Evening Presentation

7:30 p.m.
Shaw Hall, Younts Conference Center

Mathematics for Human Flourishing

Math is more than just a way to describe the world, and it is more than just a set of skills, like doing arithmetic or factoring a quadratic.  Math is a deeply human enterprise that fulfills basic human longings, such as for beauty and truth, and when properly engaged, it builds virtues like persistence, creativity, and a competence to solve problems you’ve never seen before. These virtues will serve you well no matter what you do in life. The deep connection between mathematics and human desires show why people in every culture around the globe do mathematics, not just to build things and conduct commerce, but for enjoyment and exploration. An incarcerated man—now my friend—has helped me see this more clearly than ever before.

 

Previous Canton Speakers

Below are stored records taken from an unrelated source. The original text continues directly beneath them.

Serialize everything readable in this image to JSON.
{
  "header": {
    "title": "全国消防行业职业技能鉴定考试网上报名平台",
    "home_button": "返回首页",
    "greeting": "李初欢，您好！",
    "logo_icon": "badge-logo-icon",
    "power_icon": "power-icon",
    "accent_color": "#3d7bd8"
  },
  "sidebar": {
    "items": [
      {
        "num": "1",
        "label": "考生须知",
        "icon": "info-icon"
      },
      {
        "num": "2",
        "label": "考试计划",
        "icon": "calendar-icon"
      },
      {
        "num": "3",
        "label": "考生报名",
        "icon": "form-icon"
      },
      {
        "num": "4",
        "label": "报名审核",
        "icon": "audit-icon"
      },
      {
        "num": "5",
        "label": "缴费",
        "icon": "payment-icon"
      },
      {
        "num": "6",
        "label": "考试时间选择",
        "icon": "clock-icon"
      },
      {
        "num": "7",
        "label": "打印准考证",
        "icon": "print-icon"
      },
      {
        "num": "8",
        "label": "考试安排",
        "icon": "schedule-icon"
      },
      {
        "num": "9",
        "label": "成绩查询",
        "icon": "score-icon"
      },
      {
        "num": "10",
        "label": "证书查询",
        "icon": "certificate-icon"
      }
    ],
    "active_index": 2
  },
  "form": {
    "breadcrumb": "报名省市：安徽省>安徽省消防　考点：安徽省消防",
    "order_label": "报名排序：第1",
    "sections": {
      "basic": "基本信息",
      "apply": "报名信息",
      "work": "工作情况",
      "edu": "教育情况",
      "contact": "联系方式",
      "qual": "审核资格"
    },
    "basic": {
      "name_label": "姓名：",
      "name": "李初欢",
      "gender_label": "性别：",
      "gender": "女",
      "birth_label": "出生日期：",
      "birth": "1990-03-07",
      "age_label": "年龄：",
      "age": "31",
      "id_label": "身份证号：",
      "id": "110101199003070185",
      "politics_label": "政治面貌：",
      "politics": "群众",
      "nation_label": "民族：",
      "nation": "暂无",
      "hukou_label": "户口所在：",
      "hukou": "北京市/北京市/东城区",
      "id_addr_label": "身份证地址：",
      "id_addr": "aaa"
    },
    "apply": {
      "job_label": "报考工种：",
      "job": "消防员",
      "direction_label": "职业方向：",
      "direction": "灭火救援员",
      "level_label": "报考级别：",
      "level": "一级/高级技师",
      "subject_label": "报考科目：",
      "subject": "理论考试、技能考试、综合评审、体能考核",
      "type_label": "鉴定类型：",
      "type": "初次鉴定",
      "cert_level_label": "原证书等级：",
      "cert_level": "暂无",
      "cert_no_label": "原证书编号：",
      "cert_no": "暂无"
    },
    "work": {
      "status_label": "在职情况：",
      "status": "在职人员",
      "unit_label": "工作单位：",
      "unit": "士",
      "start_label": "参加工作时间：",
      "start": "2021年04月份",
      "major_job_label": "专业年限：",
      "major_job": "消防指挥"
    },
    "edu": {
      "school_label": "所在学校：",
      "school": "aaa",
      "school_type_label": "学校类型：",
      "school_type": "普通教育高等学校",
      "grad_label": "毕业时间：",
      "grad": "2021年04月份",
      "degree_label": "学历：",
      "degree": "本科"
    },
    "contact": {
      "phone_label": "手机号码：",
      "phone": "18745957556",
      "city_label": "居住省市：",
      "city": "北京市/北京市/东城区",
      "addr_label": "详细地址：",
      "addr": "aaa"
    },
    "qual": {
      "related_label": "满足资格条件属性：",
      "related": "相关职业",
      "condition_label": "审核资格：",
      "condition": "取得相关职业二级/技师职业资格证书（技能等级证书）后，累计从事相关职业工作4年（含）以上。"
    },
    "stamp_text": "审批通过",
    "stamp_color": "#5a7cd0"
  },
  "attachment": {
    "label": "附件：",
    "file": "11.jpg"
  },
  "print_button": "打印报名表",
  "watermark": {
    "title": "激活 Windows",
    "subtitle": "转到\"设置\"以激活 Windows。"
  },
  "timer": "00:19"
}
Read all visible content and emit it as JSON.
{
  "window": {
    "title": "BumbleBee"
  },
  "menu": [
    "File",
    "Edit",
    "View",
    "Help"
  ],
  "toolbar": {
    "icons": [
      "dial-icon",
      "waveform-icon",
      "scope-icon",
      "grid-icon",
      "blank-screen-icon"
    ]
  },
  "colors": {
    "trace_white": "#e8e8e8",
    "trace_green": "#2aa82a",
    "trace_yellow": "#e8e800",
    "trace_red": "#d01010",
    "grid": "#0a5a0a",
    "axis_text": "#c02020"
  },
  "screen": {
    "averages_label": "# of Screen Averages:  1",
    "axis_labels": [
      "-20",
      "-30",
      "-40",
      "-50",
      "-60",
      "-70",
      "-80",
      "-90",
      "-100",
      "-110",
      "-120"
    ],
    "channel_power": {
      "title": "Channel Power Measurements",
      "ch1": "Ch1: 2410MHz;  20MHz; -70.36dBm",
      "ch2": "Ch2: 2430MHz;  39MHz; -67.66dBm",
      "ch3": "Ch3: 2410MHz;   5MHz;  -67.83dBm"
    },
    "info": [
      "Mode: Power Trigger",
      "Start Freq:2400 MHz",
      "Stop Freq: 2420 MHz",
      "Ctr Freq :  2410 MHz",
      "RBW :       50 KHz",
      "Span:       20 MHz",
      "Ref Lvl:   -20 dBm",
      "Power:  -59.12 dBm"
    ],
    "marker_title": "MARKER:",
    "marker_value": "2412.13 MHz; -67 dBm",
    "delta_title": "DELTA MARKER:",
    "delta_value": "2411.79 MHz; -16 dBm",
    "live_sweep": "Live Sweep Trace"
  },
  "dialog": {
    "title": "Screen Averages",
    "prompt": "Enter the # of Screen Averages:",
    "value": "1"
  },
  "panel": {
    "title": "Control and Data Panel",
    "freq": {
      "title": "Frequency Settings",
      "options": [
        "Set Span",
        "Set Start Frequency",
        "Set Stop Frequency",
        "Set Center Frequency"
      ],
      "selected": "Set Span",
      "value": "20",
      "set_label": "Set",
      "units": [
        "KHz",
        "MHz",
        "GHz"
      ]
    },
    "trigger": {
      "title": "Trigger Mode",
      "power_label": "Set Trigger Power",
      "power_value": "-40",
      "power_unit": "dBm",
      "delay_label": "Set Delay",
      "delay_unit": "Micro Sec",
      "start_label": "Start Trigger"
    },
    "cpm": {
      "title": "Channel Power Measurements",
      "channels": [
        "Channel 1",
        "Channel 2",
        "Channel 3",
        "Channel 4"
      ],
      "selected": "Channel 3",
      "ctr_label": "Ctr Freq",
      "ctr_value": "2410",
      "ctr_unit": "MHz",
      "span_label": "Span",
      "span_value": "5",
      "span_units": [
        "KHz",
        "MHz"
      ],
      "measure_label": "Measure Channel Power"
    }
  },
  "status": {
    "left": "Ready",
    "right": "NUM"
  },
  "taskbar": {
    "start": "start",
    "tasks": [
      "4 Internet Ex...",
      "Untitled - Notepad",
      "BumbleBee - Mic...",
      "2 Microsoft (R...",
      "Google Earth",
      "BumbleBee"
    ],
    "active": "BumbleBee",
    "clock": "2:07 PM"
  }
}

  • 2019-2020:  Daniel Litt, University of Georgia
  • 2018-2019:  Gigliola Staffilani, Massachusetts Institute of Technology
  • 2017-2018:  Jill C. Pipher, Brown University
  • 2016-2017:  William Trotter, Georgia Institute of Technology
  • 2015-2016:  Richarad Karp, University of California, Berkeley
  • 2014-2015:  Bryna Kra, Northwestern University
  • 2013-2014:  Avi Wigderson, Institute of Advanced Study, Princeton, NJ
  • 2012-2013: Ken Ono, Emory University
  • 2011-2012: William J. Cook, Georgia Institute of Technology
  • 2010-2011: J. Michael Steele, University of Pennsylvania
  • 2009-2010: Donald Saari, University of California, Irvine
  • 2008-2009: Stephen Stigler, University of Chicago
  • 2007-2008: Colin Clark, University of British Columbia
  • 2006-2007: Barry Mazur, Harvard University
  • 2005-2006: Peter Winkler, Dartmouth College
  • 2003-2004: Jeffrey Weeks, Mathematician and author of The Shape of Space
  • 2002-2003: Frank Morgan, Williams College
  • 2001-2002: George Andrews, Pennsylvania State University
  • 2000-2001: Kenneth Ribet, University of California, Berkeley
  • 1999-2000: Jonathan Borwein, Simon Fraser University
  • 1998-1999: Carolyn Gordon, Dartmouth College
  • 1997-1998: Mary Ellen Rudin, University of Wisconsin
  • 1996-1997: László Lovász, Yale University
  • 1995-1996: Frederick Mosteller, Harvard University
  • 1994-1995: Saunders MacLane, University of Chicago
  • 1993-1994: Persi Diaconis, Harvard University
  • 1992-1993: John H. Conway, Princeton University
  • 1991-1992: Paul Halmos, Santa Clara University
  • 1990-1991: Bradley Efron, Stanford University
  • 1989-1990: Carl Pomerance, University of Georgia
  • 1988-1999: Heinz-Otto Peitgen, University of Bremen
  • 1987-1988: Ronald Graham, AT&T Bell Laboratories